* WHAT THE TASK REQUIRES
The answer must consist of every line from the data that holds the string "Interface".

Page and application data records:
- - -
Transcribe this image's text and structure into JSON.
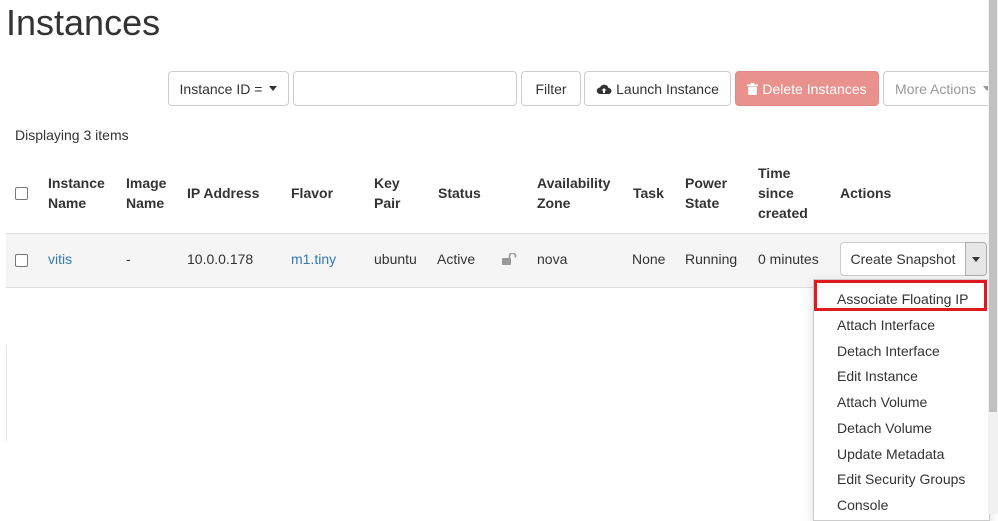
{
  "page": {
    "title": "Instances"
  },
  "toolbar": {
    "filter_field": "Instance ID =",
    "search_value": "",
    "filter_button": "Filter",
    "launch_button": "Launch Instance",
    "delete_button": "Delete Instances",
    "more_actions": "More Actions"
  },
  "table": {
    "count_text": "Displaying 3 items",
    "columns": {
      "instance_name": [
        "Instance",
        "Name"
      ],
      "image_name": [
        "Image",
        "Name"
      ],
      "ip_address": "IP Address",
      "flavor": "Flavor",
      "key_pair": [
        "Key",
        "Pair"
      ],
      "status": "Status",
      "availability_zone": [
        "Availability",
        "Zone"
      ],
      "task": "Task",
      "power_state": [
        "Power",
        "State"
      ],
      "time_since_created": [
        "Time",
        "since",
        "created"
      ],
      "actions": "Actions"
    },
    "rows": [
      {
        "name": "vitis",
        "image": "-",
        "ip": "10.0.0.178",
        "flavor": "m1.tiny",
        "key_pair": "ubuntu",
        "status": "Active",
        "zone": "nova",
        "task": "None",
        "power_state": "Running",
        "age": "0 minutes",
        "action": "Create Snapshot"
      }
    ]
  },
  "actions_menu": {
    "items": [
      "Associate Floating IP",
      "Attach Interface",
      "Detach Interface",
      "Edit Instance",
      "Attach Volume",
      "Detach Volume",
      "Update Metadata",
      "Edit Security Groups",
      "Console"
    ],
    "highlighted_index": 0,
    "highlight_color": "#e0191f"
  },
  "colors": {
    "link": "#337ab7",
    "danger_button": "#e8918d"
  }
}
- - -
* WRITTEN ANSWER
      "Attach Interface",
      "Detach Interface",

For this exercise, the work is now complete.